Thursday, January 22, 2009
This appears as "An Urban Fairy Tale" and is lifted from the site.It is in Ann Arbor.
" Our fairytale home on the Old West Side came as a wonderful backdrop for a child’s story. At over 100 years old, the floors creaked. Actually, the floors tipped. The center rooms of the house changed elevation by about 2 inches for every 4 feet. Though the Historic Commission deemed there to be “no historical significance” to our home, we began repairing, renovating and expanding it.
With each new home improvement there appeared a surprise. At the time of our first major expansion, my wife, Kathleen, was running a pre-school program in our home.
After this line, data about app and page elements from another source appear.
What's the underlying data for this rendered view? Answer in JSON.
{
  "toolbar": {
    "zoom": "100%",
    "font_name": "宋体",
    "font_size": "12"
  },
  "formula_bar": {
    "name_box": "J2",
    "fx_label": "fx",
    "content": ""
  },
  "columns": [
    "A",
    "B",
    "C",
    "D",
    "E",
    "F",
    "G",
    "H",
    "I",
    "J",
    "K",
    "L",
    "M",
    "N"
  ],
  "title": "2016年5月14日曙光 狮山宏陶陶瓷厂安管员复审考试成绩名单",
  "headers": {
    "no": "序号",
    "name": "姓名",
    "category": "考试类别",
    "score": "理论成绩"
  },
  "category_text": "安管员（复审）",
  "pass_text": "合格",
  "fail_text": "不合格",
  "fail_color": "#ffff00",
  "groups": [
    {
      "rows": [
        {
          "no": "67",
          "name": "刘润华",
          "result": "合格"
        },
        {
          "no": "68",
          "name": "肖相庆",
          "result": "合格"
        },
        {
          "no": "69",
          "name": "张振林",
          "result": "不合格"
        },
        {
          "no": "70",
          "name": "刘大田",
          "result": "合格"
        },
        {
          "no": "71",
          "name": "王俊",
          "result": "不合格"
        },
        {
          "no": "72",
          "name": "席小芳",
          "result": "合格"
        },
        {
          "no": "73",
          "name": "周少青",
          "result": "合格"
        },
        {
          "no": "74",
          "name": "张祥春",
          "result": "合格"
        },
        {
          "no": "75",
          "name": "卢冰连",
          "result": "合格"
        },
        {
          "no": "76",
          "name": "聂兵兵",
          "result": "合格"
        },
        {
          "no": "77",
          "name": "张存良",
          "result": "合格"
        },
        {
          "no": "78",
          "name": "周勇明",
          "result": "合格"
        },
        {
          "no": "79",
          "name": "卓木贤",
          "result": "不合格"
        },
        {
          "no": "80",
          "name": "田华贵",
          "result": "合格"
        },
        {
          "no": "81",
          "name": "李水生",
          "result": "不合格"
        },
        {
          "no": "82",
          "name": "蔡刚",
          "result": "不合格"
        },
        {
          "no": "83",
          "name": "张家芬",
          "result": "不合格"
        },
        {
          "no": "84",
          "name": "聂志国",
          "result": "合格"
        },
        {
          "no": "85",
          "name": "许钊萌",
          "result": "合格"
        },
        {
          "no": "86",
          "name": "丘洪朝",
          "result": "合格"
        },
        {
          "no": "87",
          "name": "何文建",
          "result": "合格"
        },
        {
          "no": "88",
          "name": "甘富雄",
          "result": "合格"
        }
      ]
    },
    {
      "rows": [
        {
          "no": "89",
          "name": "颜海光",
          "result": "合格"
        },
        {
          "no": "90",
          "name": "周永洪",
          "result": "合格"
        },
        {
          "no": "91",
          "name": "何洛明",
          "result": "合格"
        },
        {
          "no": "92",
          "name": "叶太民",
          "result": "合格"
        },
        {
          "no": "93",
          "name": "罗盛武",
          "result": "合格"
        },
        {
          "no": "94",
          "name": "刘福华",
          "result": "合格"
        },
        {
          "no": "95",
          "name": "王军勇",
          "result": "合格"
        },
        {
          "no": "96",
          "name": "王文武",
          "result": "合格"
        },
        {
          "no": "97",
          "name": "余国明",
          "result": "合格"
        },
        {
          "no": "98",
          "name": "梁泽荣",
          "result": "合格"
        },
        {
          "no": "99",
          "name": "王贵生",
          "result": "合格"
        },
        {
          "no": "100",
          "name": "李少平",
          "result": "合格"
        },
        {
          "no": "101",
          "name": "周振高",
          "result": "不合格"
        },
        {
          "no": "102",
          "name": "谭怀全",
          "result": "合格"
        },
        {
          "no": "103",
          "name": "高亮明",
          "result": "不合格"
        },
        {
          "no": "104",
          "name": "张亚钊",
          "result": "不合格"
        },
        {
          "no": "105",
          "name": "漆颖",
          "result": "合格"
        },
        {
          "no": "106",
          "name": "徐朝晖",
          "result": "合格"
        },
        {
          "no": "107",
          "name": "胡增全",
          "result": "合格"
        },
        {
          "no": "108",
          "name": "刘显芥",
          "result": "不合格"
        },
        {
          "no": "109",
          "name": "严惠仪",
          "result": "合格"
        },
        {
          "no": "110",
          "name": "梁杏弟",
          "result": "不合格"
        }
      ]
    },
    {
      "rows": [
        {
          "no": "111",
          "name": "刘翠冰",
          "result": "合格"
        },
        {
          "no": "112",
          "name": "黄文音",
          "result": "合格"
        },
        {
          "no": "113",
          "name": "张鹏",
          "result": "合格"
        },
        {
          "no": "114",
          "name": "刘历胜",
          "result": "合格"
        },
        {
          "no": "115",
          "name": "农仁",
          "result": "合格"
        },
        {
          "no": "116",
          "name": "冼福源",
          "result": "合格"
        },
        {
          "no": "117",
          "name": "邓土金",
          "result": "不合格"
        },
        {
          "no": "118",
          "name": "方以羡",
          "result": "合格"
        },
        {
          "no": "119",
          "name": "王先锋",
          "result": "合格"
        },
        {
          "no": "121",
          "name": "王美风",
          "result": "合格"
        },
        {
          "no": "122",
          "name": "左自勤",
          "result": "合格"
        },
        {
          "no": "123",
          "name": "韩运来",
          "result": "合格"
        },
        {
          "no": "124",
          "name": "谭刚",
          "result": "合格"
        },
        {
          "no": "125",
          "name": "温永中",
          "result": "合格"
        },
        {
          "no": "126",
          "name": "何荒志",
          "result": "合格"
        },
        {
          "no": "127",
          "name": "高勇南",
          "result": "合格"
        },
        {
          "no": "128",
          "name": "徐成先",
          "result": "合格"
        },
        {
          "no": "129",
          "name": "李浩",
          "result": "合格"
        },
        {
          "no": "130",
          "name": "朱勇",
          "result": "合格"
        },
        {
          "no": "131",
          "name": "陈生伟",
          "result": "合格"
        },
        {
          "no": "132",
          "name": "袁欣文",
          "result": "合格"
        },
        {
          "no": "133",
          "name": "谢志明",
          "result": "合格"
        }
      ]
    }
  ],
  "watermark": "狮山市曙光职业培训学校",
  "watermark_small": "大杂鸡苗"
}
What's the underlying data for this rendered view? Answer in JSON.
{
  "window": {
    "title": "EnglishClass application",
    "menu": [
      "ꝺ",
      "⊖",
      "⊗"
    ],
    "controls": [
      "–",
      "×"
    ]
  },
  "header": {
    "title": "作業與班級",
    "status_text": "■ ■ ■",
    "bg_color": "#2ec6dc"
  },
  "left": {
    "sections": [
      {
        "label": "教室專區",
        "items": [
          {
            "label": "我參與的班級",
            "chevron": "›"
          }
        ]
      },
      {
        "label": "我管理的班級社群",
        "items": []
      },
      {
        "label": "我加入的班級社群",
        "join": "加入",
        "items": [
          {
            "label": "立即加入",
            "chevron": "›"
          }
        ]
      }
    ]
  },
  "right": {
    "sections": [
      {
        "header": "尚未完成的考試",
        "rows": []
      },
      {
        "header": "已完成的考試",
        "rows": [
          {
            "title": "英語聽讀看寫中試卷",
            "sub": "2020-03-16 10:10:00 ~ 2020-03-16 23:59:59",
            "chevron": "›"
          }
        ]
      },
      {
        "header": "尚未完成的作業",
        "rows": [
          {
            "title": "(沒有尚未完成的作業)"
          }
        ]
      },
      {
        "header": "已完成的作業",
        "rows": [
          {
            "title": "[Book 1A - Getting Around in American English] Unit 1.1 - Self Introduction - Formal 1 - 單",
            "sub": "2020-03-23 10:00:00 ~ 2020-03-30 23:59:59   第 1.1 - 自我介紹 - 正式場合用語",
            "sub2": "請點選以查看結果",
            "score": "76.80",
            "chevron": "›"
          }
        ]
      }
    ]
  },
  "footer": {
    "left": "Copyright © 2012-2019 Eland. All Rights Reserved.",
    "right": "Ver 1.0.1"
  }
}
As part of that expansion, I put in a closet door under the stairs and adjacent to it, a child-size one to access the wedge of space there. Just to the right of the junior door, down in the baseboard, the kids discovered yet another door about 6 inches high. When it was open, one could see an equally small staircase and railing leading up to a second door. The upper door, as far as we know, is always locked. The children were fascinated and would report their sightings, including that of a Lion-Mouse!
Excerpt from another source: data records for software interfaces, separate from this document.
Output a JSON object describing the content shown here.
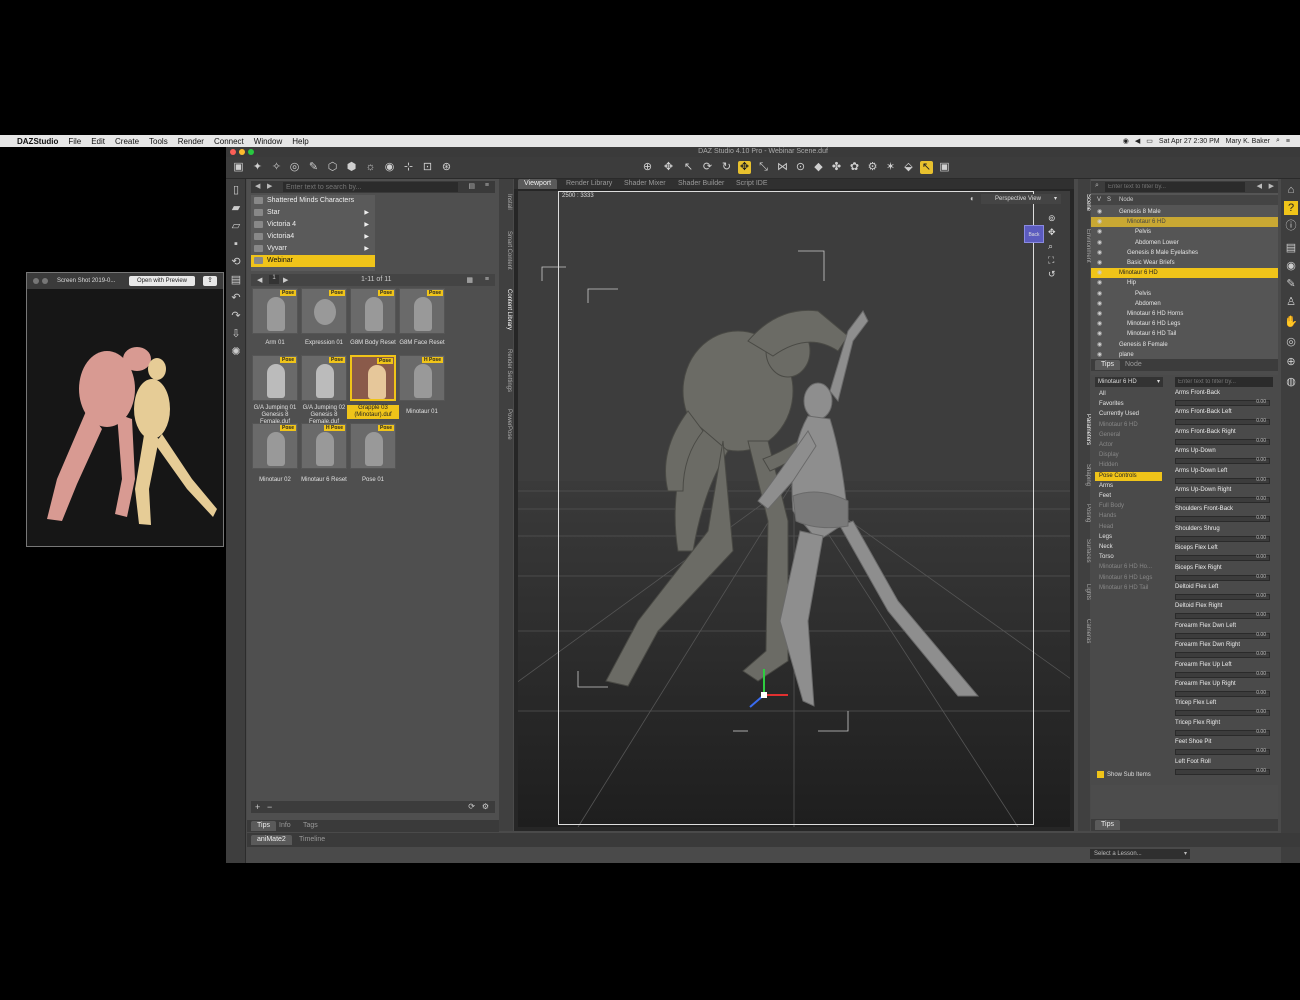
{
  "menubar": {
    "app": "DAZStudio",
    "items": [
      "File",
      "Edit",
      "Create",
      "Tools",
      "Render",
      "Connect",
      "Window",
      "Help"
    ],
    "datetime": "Sat Apr 27  2:30 PM",
    "user": "Mary K. Baker"
  },
  "window": {
    "title": "DAZ Studio 4.10 Pro - Webinar Scene.duf"
  },
  "content_library": {
    "search_placeholder": "Enter text to search by...",
    "folders": [
      {
        "label": "Shattered Minds Characters",
        "has_arrow": false
      },
      {
        "label": "Star",
        "has_arrow": true
      },
      {
        "label": "Victoria 4",
        "has_arrow": true
      },
      {
        "label": "Victoria4",
        "has_arrow": true
      },
      {
        "label": "Vyvarr",
        "has_arrow": true
      },
      {
        "label": "Webinar",
        "has_arrow": false,
        "selected": true
      }
    ],
    "page_info": "1-11 of 11",
    "items": [
      {
        "label": "Arm 01",
        "tag": "Pose"
      },
      {
        "label": "Expression 01",
        "tag": "Pose"
      },
      {
        "label": "G8M Body Reset",
        "tag": "Pose"
      },
      {
        "label": "G8M Face Reset",
        "tag": "Pose"
      },
      {
        "label": "G/A Jumping 01 Genesis 8 Female.duf",
        "tag": "Pose"
      },
      {
        "label": "G/A Jumping 02 Genesis 8 Female.duf",
        "tag": "Pose"
      },
      {
        "label": "Grapple 03 (Minotaur).duf",
        "tag": "Pose",
        "selected": true
      },
      {
        "label": "Minotaur 01",
        "tag": "H Pose"
      },
      {
        "label": "Minotaur 02",
        "tag": "Pose"
      },
      {
        "label": "Minotaur 6 Reset",
        "tag": "H Pose"
      },
      {
        "label": "Pose 01",
        "tag": "Pose"
      }
    ],
    "tabs": [
      "Tips",
      "Info",
      "Tags"
    ]
  },
  "left_vtabs": [
    "Install",
    "Smart Content",
    "Content Library",
    "Render Settings",
    "PowerPose"
  ],
  "viewport": {
    "tabs": [
      "Viewport",
      "Render Library",
      "Shader Mixer",
      "Shader Builder",
      "Script IDE"
    ],
    "dims": "2500 : 3333",
    "view": "Perspective View",
    "cube_label": "Back"
  },
  "scene": {
    "search_placeholder": "Enter text to filter by...",
    "col_v": "V",
    "col_s": "S",
    "col_node": "Node",
    "rows": [
      {
        "label": "Genesis 8 Male",
        "indent": 0,
        "state": ""
      },
      {
        "label": "Minotaur 6 HD",
        "indent": 1,
        "state": "dim"
      },
      {
        "label": "Pelvis",
        "indent": 2,
        "state": ""
      },
      {
        "label": "Abdomen Lower",
        "indent": 2,
        "state": ""
      },
      {
        "label": "Genesis 8 Male Eyelashes",
        "indent": 1,
        "state": ""
      },
      {
        "label": "Basic Wear Briefs",
        "indent": 1,
        "state": ""
      },
      {
        "label": "Minotaur 6 HD",
        "indent": 0,
        "state": "sel"
      },
      {
        "label": "Hip",
        "indent": 1,
        "state": ""
      },
      {
        "label": "Pelvis",
        "indent": 2,
        "state": ""
      },
      {
        "label": "Abdomen",
        "indent": 2,
        "state": ""
      },
      {
        "label": "Minotaur 6 HD Horns",
        "indent": 1,
        "state": ""
      },
      {
        "label": "Minotaur 6 HD Legs",
        "indent": 1,
        "state": ""
      },
      {
        "label": "Minotaur 6 HD Tail",
        "indent": 1,
        "state": ""
      },
      {
        "label": "Genesis 8 Female",
        "indent": 0,
        "state": ""
      },
      {
        "label": "plane",
        "indent": 0,
        "state": ""
      }
    ],
    "tabs": [
      "Tips",
      "Node"
    ]
  },
  "parameters": {
    "selector": "Minotaur 6 HD",
    "search_placeholder": "Enter text to filter by...",
    "categories": [
      {
        "label": "All",
        "state": ""
      },
      {
        "label": "Favorites",
        "state": ""
      },
      {
        "label": "Currently Used",
        "state": ""
      },
      {
        "label": "Minotaur 6 HD",
        "state": "grey"
      },
      {
        "label": "General",
        "state": "grey"
      },
      {
        "label": "Actor",
        "state": "grey"
      },
      {
        "label": "Display",
        "state": "grey"
      },
      {
        "label": "Hidden",
        "state": "grey"
      },
      {
        "label": "Pose Controls",
        "state": "sel"
      },
      {
        "label": "Arms",
        "state": ""
      },
      {
        "label": "Feet",
        "state": ""
      },
      {
        "label": "Full Body",
        "state": "grey"
      },
      {
        "label": "Hands",
        "state": "grey"
      },
      {
        "label": "Head",
        "state": "grey"
      },
      {
        "label": "Legs",
        "state": ""
      },
      {
        "label": "Neck",
        "state": ""
      },
      {
        "label": "Torso",
        "state": ""
      },
      {
        "label": "Minotaur 6 HD Ho...",
        "state": "grey"
      },
      {
        "label": "Minotaur 6 HD Legs",
        "state": "grey"
      },
      {
        "label": "Minotaur 6 HD Tail",
        "state": "grey"
      }
    ],
    "sliders": [
      {
        "label": "Arms Front-Back",
        "value": "0.00"
      },
      {
        "label": "Arms Front-Back Left",
        "value": "0.00"
      },
      {
        "label": "Arms Front-Back Right",
        "value": "0.00"
      },
      {
        "label": "Arms Up-Down",
        "value": "0.00"
      },
      {
        "label": "Arms Up-Down Left",
        "value": "0.00"
      },
      {
        "label": "Arms Up-Down Right",
        "value": "0.00"
      },
      {
        "label": "Shoulders Front-Back",
        "value": "0.00"
      },
      {
        "label": "Shoulders Shrug",
        "value": "0.00"
      },
      {
        "label": "Biceps Flex Left",
        "value": "0.00"
      },
      {
        "label": "Biceps Flex Right",
        "value": "0.00"
      },
      {
        "label": "Deltoid Flex Left",
        "value": "0.00"
      },
      {
        "label": "Deltoid Flex Right",
        "value": "0.00"
      },
      {
        "label": "Forearm Flex Dwn Left",
        "value": "0.00"
      },
      {
        "label": "Forearm Flex Dwn Right",
        "value": "0.00"
      },
      {
        "label": "Forearm Flex Up Left",
        "value": "0.00"
      },
      {
        "label": "Forearm Flex Up Right",
        "value": "0.00"
      },
      {
        "label": "Tricep Flex Left",
        "value": "0.00"
      },
      {
        "label": "Tricep Flex Right",
        "value": "0.00"
      },
      {
        "label": "Feet Shoe Pit",
        "value": "0.00"
      },
      {
        "label": "Left Foot Roll",
        "value": "0.00"
      }
    ],
    "show_sub_items": "Show Sub Items",
    "tips_tab": "Tips"
  },
  "right_vtabs": [
    "Scene",
    "Environment",
    "Parameters",
    "Shaping",
    "Posing",
    "Surfaces",
    "Lights",
    "Cameras"
  ],
  "bottom": {
    "tabs": [
      "aniMate2",
      "Timeline"
    ],
    "lesson": "Select a Lesson..."
  },
  "preview": {
    "title": "Screen Shot 2019-0...",
    "button": "Open with Preview"
  },
  "colors": {
    "accent": "#f0c419",
    "panel": "#4c4c4c",
    "viewport": "#333333"
  }
}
After I built our fireplace, our daughters discovered one more door. It opened onto a room with its own tiny fireplace, and a curving stairway leading to a balcony sporting a door. There was yet another door leading off of the first room, which when opened, revealed a landing and a checkered floor beyond. A small window looked into the space from the end of the mantel. On some days, a light goes on in the far room. The day of the discovery our youngest, Delaney, shouted, “Look, it’s their trash day!” and held up a transparent plastic bag filled with sawdust and other diminutive construction waste. Our eldest, Samuelina, made an ingenious probe of two pick-up-sticks and a keychain light bound with rubber bands to explore the depths.
At the time our kitchen was remodeled, it was less surprising that a Lilliputian room was found below one of the new columns. This was a room with a double hung window giving a view of our breakfast area. In the room, there was a wee black chair with a red cushion, matching our human sized ones. Again, this room had another door leading to some unknown chamber, hall or space. At this time, Kathleen had been teaching kindergarten for several years, and on one of the annual visits I was asked, “Mister Wright - could you move the book case? I think they may have a door behind there.”
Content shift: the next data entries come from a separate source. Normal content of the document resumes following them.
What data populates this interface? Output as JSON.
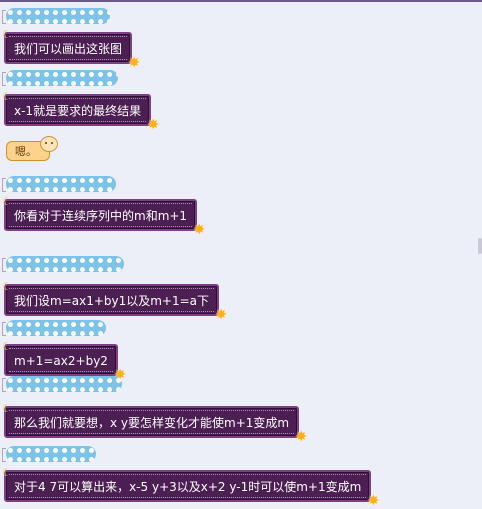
{
  "messages": [
    "我们可以画出这张图",
    "x-1就是要求的最终结果",
    "你看对于连续序列中的m和m+1",
    "我们设m=ax1+by1以及m+1=a下",
    "m+1=ax2+by2",
    "那么我们就要想，x y要怎样变化才能使m+1变成m",
    "对于4 7可以算出来，x-5 y+3以及x+2 y-1时可以使m+1变成m"
  ],
  "sticker": {
    "text": "嗯。"
  },
  "colors": {
    "bubble_bg": "#4b1f52",
    "bubble_border": "#7e3f86",
    "name_bg": "#7cc3ea",
    "page_bg": "#eceef8"
  },
  "icons": {
    "moon": "crescent-moon-icon",
    "star": "sparkle-star-icon"
  }
}
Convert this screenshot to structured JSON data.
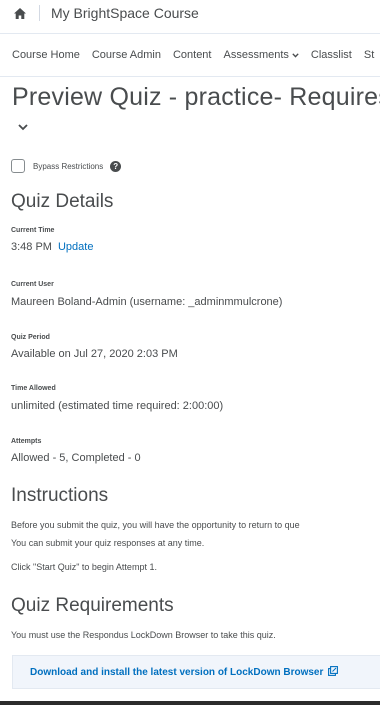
{
  "header": {
    "home_icon": "home-icon",
    "course_title": "My BrightSpace Course"
  },
  "nav": {
    "items": [
      "Course Home",
      "Course Admin",
      "Content",
      "Assessments",
      "Classlist",
      "St"
    ]
  },
  "page": {
    "title": "Preview Quiz - practice- Requires R"
  },
  "bypass": {
    "label": "Bypass Restrictions",
    "checked": false,
    "help_icon": "question-circle-icon",
    "help_glyph": "?"
  },
  "quiz_details": {
    "heading": "Quiz Details",
    "current_time_label": "Current Time",
    "current_time_value": "3:48 PM",
    "update_link": "Update",
    "current_user_label": "Current User",
    "current_user_value": "Maureen Boland-Admin (username: _adminmmulcrone)",
    "quiz_period_label": "Quiz Period",
    "quiz_period_value": "Available on Jul 27, 2020 2:03 PM",
    "time_allowed_label": "Time Allowed",
    "time_allowed_value": "unlimited (estimated time required: 2:00:00)",
    "attempts_label": "Attempts",
    "attempts_value": "Allowed - 5, Completed - 0"
  },
  "instructions": {
    "heading": "Instructions",
    "line1": "Before you submit the quiz, you will have the opportunity to return to que",
    "line2": "You can submit your quiz responses at any time.",
    "line3": "Click \"Start Quiz\" to begin Attempt 1."
  },
  "requirements": {
    "heading": "Quiz Requirements",
    "text": "You must use the Respondus LockDown Browser to take this quiz.",
    "download_link": "Download and install the latest version of LockDown Browser",
    "external_icon": "external-link-icon"
  },
  "colors": {
    "link": "#006fbf",
    "text": "#494c4e",
    "panel_bg": "#f1f5fb"
  }
}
Recently, I heard muffled noises in the gabled end of the breakfast area. Squirrels? Mice? Birds? Super-chubby-sewer-dwelling Raccoons? I don’t think so. I am keeping my eyes peeled for Urban Fairies.
It’s all about building homes.
Of course, since this was written, the balconey with french doors appeared in that part of the breakfast area." ~jbw 6.08.06 http://www.urban-fairies.com/background.html
From History To Present:
"...Another curious bit of evidence regarding fairies lies in the heart of Dunvegan Castle, ancestral home of the MacLeods clan, on the Isle of Skye. This regards the "Fairy Flag of Dunvegan" which is known to have supernatural properties. There are several stories that are told regarding the history of this flag. In the best known version of the story, three times could its possessors wave it to 'call for help' in distress and the Fairy folk would come to aid. It is said the fairies themselves made the first call when they introduced the Flag as they wrapped the infant MacLeod in it when he was at the point of death. The infant recovered.
It has only been waved one other occasion. The second time it was waved, it rallied MacLeod's men to victory in war in Waternish in 1520. Not much is curently left of the Fairy Flag of Dunvegan. There are many small pieces cut from it about the size of postage stamps. When the MacLeod warriors went into battle again in WWII, some of them took bits of the flag for magical protection. It is said that those who had pieces of the flag with them returned from the war alive.
There it is,Fairy Stories.